→ **PROBLEM TO SOLVE**: The exercise asks you to copy every line below in which "name" appears.

→ **RECORDS FOR PROCESSING**:
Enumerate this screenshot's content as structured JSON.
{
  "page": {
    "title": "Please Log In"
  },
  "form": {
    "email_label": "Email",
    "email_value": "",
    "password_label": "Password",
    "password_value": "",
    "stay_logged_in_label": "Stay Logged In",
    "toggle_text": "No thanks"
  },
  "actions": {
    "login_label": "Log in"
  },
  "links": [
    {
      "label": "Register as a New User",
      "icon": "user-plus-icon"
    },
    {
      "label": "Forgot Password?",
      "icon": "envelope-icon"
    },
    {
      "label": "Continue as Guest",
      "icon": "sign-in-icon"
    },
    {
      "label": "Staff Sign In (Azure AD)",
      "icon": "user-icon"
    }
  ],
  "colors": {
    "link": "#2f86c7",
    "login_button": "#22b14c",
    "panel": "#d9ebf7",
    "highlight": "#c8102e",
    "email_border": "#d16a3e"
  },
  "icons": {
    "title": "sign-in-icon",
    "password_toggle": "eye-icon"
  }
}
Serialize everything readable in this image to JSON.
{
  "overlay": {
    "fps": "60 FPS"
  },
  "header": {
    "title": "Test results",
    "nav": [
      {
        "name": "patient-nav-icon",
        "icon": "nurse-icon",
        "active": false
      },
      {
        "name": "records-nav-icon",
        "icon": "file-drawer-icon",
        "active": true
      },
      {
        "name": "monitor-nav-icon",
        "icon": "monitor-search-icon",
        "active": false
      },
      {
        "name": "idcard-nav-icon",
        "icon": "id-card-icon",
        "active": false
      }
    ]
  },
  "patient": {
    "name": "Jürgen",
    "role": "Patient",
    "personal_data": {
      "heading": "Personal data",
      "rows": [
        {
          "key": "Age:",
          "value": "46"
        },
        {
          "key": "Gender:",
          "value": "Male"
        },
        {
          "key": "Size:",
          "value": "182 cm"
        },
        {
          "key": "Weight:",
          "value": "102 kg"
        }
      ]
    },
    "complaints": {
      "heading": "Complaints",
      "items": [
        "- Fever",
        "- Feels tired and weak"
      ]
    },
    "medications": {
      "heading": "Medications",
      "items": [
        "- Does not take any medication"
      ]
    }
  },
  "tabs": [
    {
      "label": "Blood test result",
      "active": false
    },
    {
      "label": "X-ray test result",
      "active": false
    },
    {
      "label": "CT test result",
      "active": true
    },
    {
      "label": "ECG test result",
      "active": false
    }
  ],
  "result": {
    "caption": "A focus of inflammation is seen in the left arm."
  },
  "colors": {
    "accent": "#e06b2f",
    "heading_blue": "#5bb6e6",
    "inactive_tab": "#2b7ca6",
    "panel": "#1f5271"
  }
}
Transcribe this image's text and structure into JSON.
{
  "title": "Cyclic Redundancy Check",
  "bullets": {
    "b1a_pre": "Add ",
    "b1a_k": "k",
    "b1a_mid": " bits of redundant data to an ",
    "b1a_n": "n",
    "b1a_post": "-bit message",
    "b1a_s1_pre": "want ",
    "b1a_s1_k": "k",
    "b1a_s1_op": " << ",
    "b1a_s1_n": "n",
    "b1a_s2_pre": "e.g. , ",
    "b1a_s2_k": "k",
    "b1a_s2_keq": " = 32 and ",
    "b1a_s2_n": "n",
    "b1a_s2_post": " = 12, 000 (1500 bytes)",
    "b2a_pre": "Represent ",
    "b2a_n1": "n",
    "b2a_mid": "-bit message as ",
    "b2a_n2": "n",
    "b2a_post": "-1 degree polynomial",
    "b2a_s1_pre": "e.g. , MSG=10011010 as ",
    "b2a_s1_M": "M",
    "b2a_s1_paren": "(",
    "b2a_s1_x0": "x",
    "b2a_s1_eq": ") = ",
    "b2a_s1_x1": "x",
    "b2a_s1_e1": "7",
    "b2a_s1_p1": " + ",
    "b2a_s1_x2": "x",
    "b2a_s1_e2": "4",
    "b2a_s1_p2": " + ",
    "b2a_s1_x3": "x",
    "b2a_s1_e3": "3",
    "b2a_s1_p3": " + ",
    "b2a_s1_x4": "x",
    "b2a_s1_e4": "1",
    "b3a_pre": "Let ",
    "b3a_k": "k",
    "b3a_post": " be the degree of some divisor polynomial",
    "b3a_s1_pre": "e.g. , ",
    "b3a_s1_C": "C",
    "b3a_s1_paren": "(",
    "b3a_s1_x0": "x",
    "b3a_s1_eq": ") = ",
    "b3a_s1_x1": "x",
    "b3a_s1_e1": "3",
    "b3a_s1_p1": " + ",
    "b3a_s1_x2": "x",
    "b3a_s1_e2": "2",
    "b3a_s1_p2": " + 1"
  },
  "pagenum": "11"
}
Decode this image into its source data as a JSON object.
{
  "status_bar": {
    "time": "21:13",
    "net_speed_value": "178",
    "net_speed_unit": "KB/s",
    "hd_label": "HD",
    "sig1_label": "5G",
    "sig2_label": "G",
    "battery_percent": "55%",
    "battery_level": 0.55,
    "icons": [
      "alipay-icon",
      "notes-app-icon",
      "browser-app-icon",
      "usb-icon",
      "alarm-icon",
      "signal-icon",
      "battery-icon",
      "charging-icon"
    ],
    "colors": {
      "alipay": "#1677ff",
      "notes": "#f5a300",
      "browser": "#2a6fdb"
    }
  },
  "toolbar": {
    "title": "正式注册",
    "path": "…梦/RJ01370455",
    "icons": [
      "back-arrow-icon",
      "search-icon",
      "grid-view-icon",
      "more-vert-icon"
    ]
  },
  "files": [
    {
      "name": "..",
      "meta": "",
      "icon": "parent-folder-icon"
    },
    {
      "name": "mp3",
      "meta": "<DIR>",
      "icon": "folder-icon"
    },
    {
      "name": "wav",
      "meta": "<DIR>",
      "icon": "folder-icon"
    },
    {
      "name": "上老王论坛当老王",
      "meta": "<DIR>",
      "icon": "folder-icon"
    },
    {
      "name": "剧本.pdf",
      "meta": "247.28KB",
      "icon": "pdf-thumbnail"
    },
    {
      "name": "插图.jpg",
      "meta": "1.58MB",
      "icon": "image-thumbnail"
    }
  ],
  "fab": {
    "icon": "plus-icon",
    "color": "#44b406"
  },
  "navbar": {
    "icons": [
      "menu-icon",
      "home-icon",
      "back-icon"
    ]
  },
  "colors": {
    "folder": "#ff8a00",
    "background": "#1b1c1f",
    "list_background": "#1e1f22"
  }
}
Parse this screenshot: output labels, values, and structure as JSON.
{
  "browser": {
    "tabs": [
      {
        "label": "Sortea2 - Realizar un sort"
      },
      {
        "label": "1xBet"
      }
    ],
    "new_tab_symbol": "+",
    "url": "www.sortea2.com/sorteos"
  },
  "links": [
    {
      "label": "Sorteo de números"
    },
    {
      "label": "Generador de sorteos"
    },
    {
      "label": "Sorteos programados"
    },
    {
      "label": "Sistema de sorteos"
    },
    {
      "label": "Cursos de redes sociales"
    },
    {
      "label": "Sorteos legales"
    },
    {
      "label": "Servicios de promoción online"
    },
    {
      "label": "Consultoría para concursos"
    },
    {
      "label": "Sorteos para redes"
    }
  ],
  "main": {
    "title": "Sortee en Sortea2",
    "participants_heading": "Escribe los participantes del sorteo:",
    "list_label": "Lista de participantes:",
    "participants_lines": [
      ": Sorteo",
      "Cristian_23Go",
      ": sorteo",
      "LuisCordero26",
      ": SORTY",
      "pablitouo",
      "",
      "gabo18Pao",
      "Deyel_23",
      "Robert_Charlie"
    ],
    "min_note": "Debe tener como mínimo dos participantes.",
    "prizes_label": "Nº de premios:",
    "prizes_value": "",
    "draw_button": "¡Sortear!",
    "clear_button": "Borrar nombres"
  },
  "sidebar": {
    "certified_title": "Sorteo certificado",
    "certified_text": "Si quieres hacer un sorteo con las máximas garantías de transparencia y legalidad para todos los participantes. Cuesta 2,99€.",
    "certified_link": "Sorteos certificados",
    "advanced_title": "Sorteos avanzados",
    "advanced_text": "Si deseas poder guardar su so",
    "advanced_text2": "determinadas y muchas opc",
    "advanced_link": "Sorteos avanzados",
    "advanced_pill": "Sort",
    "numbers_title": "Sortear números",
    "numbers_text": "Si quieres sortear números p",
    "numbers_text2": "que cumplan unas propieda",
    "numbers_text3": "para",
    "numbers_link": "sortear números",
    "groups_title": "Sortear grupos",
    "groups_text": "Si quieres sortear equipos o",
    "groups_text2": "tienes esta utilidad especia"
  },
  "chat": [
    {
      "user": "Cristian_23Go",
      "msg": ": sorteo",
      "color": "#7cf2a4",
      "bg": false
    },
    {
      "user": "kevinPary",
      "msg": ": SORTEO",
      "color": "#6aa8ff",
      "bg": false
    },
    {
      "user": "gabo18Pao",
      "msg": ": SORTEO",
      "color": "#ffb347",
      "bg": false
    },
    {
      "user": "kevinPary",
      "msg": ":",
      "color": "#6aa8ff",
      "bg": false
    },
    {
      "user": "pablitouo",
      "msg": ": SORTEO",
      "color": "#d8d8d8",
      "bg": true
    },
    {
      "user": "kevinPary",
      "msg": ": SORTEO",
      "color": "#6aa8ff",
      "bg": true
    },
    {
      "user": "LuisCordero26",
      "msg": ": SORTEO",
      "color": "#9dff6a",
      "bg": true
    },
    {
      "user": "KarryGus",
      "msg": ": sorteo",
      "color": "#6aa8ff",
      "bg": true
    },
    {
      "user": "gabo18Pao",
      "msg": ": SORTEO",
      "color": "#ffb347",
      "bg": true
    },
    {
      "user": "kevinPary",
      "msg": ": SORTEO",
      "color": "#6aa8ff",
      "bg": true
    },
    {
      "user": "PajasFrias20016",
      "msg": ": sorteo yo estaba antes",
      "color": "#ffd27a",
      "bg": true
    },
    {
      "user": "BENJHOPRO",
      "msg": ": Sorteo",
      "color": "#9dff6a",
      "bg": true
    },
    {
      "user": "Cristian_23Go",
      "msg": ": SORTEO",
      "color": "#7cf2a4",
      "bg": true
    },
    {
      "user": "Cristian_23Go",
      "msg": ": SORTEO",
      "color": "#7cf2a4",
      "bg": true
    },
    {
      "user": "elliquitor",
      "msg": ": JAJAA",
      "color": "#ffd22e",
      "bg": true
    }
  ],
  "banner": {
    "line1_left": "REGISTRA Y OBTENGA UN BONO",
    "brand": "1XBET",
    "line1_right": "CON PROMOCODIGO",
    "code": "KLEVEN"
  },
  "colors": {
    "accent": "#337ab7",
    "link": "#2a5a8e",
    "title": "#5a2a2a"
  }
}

→ **REPLY TO THE EXERCISE**:
        "name": "patient-nav-icon",
        "name": "records-nav-icon",
        "name": "monitor-nav-icon",
        "name": "idcard-nav-icon",
    "name": "Jürgen",
      "name": "..",
      "name": "mp3",
      "name": "wav",
      "name": "上老王论坛当老王",
      "name": "剧本.pdf",
      "name": "插图.jpg",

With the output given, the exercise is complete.